# ABOUT THIS EXERCISE:
Go through the lines below and copy any that hold the string "icon".

# SOURCE MATERIAL:
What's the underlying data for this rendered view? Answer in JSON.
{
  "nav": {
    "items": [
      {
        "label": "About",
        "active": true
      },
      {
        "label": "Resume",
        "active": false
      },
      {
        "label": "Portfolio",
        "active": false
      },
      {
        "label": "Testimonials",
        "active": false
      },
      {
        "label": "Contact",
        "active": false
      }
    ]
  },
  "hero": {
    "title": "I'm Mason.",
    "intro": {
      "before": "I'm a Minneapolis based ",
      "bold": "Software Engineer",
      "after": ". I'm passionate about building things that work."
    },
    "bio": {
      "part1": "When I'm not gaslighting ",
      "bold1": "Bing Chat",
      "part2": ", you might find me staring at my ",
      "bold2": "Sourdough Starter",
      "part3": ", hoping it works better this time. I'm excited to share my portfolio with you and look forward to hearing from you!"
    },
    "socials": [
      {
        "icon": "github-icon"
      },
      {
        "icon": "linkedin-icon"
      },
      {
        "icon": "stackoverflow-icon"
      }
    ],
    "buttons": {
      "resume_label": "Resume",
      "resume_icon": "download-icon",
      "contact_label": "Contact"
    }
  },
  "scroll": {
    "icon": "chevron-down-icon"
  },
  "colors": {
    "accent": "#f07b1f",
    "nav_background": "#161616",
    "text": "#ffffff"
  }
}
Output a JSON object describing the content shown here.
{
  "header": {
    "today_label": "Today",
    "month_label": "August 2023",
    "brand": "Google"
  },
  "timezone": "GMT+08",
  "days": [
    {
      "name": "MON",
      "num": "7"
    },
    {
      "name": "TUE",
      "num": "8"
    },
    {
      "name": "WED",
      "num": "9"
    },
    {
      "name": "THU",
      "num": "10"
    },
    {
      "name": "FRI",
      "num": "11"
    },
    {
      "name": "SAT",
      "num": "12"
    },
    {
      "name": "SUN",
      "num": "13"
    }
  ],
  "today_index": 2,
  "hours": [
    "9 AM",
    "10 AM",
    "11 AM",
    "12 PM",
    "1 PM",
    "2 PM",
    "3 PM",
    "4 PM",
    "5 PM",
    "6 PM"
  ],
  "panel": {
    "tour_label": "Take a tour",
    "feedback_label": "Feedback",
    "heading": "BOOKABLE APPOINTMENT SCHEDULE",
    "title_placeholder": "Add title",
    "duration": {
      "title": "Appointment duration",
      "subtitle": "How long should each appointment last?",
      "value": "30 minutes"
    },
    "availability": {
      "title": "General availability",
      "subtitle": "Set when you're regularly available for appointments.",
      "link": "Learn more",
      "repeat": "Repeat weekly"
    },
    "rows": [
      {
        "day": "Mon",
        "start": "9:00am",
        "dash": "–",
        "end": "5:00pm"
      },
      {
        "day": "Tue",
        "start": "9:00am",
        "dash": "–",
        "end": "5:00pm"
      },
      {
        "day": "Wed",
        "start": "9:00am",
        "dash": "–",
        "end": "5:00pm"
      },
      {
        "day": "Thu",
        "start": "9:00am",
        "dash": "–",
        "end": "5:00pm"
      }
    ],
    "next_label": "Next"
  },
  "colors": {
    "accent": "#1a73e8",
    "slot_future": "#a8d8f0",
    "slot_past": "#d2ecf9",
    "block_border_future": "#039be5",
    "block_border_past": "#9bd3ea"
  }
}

# WRITTEN SOLUTION:
        "icon": "github-icon"
        "icon": "linkedin-icon"
        "icon": "stackoverflow-icon"
      "resume_icon": "download-icon",
    "icon": "chevron-down-icon"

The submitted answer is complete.